▶ _TASK DETAILS_
Could you retype every line of the data underneath without altering anything?
BEGIN EXERCISE MATERIALS
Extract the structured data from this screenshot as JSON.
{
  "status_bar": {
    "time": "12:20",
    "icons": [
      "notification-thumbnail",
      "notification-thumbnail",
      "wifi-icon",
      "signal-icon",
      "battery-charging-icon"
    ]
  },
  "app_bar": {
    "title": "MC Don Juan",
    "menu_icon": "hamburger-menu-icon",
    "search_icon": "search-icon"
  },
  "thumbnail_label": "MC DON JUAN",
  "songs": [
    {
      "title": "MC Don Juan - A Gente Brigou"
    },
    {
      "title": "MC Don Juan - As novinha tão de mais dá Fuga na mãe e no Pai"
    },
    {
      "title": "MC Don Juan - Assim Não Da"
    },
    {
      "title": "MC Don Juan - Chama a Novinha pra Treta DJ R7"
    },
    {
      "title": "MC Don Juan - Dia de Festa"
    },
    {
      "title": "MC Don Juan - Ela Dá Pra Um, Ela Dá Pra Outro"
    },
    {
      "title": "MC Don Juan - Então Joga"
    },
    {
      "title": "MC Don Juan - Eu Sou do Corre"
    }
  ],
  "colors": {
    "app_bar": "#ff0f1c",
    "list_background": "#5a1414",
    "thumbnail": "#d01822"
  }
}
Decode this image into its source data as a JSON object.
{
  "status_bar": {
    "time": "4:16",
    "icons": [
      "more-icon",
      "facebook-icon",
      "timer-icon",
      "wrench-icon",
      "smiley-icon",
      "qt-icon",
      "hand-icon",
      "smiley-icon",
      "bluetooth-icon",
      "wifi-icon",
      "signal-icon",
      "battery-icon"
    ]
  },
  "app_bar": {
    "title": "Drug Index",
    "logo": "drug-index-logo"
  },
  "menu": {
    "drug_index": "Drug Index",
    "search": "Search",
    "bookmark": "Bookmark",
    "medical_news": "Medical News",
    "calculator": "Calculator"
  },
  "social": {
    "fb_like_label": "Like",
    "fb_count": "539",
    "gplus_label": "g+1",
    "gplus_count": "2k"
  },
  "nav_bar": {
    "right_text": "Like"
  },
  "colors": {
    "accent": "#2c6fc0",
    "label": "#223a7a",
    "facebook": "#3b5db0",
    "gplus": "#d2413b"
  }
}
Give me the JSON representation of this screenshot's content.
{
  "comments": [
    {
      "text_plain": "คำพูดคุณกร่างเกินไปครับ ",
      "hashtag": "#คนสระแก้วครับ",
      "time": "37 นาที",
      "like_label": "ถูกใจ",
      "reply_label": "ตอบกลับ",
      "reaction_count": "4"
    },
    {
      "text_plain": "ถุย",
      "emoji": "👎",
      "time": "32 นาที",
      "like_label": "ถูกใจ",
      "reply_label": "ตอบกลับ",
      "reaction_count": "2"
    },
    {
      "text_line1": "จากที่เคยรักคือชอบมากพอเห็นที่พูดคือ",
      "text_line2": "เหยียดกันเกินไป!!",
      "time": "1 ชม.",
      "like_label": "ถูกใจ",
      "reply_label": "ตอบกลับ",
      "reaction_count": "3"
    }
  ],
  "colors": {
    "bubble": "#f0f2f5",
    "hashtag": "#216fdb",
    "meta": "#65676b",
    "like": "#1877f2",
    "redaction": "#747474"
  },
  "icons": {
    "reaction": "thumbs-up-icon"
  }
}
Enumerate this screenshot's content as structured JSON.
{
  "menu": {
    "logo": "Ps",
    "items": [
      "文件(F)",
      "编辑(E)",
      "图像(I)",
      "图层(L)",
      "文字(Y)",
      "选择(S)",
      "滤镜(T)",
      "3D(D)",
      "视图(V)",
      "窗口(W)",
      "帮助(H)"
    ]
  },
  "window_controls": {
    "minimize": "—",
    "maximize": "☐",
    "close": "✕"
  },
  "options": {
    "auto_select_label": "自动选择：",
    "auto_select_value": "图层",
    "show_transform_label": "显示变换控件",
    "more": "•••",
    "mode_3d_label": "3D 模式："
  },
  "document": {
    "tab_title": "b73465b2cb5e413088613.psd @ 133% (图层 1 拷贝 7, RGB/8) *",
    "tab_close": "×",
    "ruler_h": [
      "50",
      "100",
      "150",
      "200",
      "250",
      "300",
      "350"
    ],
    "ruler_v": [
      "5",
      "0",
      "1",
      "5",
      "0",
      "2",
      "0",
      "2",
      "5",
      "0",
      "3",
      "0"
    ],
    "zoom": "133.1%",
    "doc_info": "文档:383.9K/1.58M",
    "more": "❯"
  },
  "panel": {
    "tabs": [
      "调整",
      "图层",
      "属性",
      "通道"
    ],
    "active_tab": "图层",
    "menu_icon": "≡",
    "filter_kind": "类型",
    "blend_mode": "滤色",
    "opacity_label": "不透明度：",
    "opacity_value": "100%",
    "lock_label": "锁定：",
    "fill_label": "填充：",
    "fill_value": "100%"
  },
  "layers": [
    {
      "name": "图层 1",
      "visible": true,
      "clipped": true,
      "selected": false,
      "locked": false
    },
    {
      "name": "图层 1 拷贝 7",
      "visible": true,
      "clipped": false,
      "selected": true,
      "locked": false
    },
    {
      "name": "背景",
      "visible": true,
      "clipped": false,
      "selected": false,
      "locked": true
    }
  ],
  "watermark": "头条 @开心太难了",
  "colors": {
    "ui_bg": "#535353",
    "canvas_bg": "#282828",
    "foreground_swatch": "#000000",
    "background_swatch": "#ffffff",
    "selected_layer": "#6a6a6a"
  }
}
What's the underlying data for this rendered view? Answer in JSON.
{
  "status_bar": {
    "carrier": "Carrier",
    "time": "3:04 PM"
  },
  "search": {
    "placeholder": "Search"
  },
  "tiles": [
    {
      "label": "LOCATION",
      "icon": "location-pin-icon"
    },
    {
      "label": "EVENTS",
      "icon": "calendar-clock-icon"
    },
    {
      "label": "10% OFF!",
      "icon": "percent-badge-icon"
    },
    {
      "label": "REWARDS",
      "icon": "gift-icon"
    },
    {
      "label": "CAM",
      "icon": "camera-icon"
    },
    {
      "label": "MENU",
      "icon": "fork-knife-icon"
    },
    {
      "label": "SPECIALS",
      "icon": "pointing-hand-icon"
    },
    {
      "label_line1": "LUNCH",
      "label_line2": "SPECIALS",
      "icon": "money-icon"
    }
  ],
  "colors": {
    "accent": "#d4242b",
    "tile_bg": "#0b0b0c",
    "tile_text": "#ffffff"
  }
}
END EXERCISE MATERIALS
▶ _YOUR RESPONSE_
Extract the structured data from this screenshot as JSON.
{
  "status_bar": {
    "time": "12:20",
    "icons": [
      "notification-thumbnail",
      "notification-thumbnail",
      "wifi-icon",
      "signal-icon",
      "battery-charging-icon"
    ]
  },
  "app_bar": {
    "title": "MC Don Juan",
    "menu_icon": "hamburger-menu-icon",
    "search_icon": "search-icon"
  },
  "thumbnail_label": "MC DON JUAN",
  "songs": [
    {
      "title": "MC Don Juan - A Gente Brigou"
    },
    {
      "title": "MC Don Juan - As novinha tão de mais dá Fuga na mãe e no Pai"
    },
    {
      "title": "MC Don Juan - Assim Não Da"
    },
    {
      "title": "MC Don Juan - Chama a Novinha pra Treta DJ R7"
    },
    {
      "title": "MC Don Juan - Dia de Festa"
    },
    {
      "title": "MC Don Juan - Ela Dá Pra Um, Ela Dá Pra Outro"
    },
    {
      "title": "MC Don Juan - Então Joga"
    },
    {
      "title": "MC Don Juan - Eu Sou do Corre"
    }
  ],
  "colors": {
    "app_bar": "#ff0f1c",
    "list_background": "#5a1414",
    "thumbnail": "#d01822"
  }
}
Decode this image into its source data as a JSON object.
{
  "status_bar": {
    "time": "4:16",
    "icons": [
      "more-icon",
      "facebook-icon",
      "timer-icon",
      "wrench-icon",
      "smiley-icon",
      "qt-icon",
      "hand-icon",
      "smiley-icon",
      "bluetooth-icon",
      "wifi-icon",
      "signal-icon",
      "battery-icon"
    ]
  },
  "app_bar": {
    "title": "Drug Index",
    "logo": "drug-index-logo"
  },
  "menu": {
    "drug_index": "Drug Index",
    "search": "Search",
    "bookmark": "Bookmark",
    "medical_news": "Medical News",
    "calculator": "Calculator"
  },
  "social": {
    "fb_like_label": "Like",
    "fb_count": "539",
    "gplus_label": "g+1",
    "gplus_count": "2k"
  },
  "nav_bar": {
    "right_text": "Like"
  },
  "colors": {
    "accent": "#2c6fc0",
    "label": "#223a7a",
    "facebook": "#3b5db0",
    "gplus": "#d2413b"
  }
}
Give me the JSON representation of this screenshot's content.
{
  "comments": [
    {
      "text_plain": "คำพูดคุณกร่างเกินไปครับ ",
      "hashtag": "#คนสระแก้วครับ",
      "time": "37 นาที",
      "like_label": "ถูกใจ",
      "reply_label": "ตอบกลับ",
      "reaction_count": "4"
    },
    {
      "text_plain": "ถุย",
      "emoji": "👎",
      "time": "32 นาที",
      "like_label": "ถูกใจ",
      "reply_label": "ตอบกลับ",
      "reaction_count": "2"
    },
    {
      "text_line1": "จากที่เคยรักคือชอบมากพอเห็นที่พูดคือ",
      "text_line2": "เหยียดกันเกินไป!!",
      "time": "1 ชม.",
      "like_label": "ถูกใจ",
      "reply_label": "ตอบกลับ",
      "reaction_count": "3"
    }
  ],
  "colors": {
    "bubble": "#f0f2f5",
    "hashtag": "#216fdb",
    "meta": "#65676b",
    "like": "#1877f2",
    "redaction": "#747474"
  },
  "icons": {
    "reaction": "thumbs-up-icon"
  }
}
Enumerate this screenshot's content as structured JSON.
{
  "menu": {
    "logo": "Ps",
    "items": [
      "文件(F)",
      "编辑(E)",
      "图像(I)",
      "图层(L)",
      "文字(Y)",
      "选择(S)",
      "滤镜(T)",
      "3D(D)",
      "视图(V)",
      "窗口(W)",
      "帮助(H)"
    ]
  },
  "window_controls": {
    "minimize": "—",
    "maximize": "☐",
    "close": "✕"
  },
  "options": {
    "auto_select_label": "自动选择：",
    "auto_select_value": "图层",
    "show_transform_label": "显示变换控件",
    "more": "•••",
    "mode_3d_label": "3D 模式："
  },
  "document": {
    "tab_title": "b73465b2cb5e413088613.psd @ 133% (图层 1 拷贝 7, RGB/8) *",
    "tab_close": "×",
    "ruler_h": [
      "50",
      "100",
      "150",
      "200",
      "250",
      "300",
      "350"
    ],
    "ruler_v": [
      "5",
      "0",
      "1",
      "5",
      "0",
      "2",
      "0",
      "2",
      "5",
      "0",
      "3",
      "0"
    ],
    "zoom": "133.1%",
    "doc_info": "文档:383.9K/1.58M",
    "more": "❯"
  },
  "panel": {
    "tabs": [
      "调整",
      "图层",
      "属性",
      "通道"
    ],
    "active_tab": "图层",
    "menu_icon": "≡",
    "filter_kind": "类型",
    "blend_mode": "滤色",
    "opacity_label": "不透明度：",
    "opacity_value": "100%",
    "lock_label": "锁定：",
    "fill_label": "填充：",
    "fill_value": "100%"
  },
  "layers": [
    {
      "name": "图层 1",
      "visible": true,
      "clipped": true,
      "selected": false,
      "locked": false
    },
    {
      "name": "图层 1 拷贝 7",
      "visible": true,
      "clipped": false,
      "selected": true,
      "locked": false
    },
    {
      "name": "背景",
      "visible": true,
      "clipped": false,
      "selected": false,
      "locked": true
    }
  ],
  "watermark": "头条 @开心太难了",
  "colors": {
    "ui_bg": "#535353",
    "canvas_bg": "#282828",
    "foreground_swatch": "#000000",
    "background_swatch": "#ffffff",
    "selected_layer": "#6a6a6a"
  }
}
What's the underlying data for this rendered view? Answer in JSON.
{
  "status_bar": {
    "carrier": "Carrier",
    "time": "3:04 PM"
  },
  "search": {
    "placeholder": "Search"
  },
  "tiles": [
    {
      "label": "LOCATION",
      "icon": "location-pin-icon"
    },
    {
      "label": "EVENTS",
      "icon": "calendar-clock-icon"
    },
    {
      "label": "10% OFF!",
      "icon": "percent-badge-icon"
    },
    {
      "label": "REWARDS",
      "icon": "gift-icon"
    },
    {
      "label": "CAM",
      "icon": "camera-icon"
    },
    {
      "label": "MENU",
      "icon": "fork-knife-icon"
    },
    {
      "label": "SPECIALS",
      "icon": "pointing-hand-icon"
    },
    {
      "label_line1": "LUNCH",
      "label_line2": "SPECIALS",
      "icon": "money-icon"
    }
  ],
  "colors": {
    "accent": "#d4242b",
    "tile_bg": "#0b0b0c",
    "tile_text": "#ffffff"
  }
}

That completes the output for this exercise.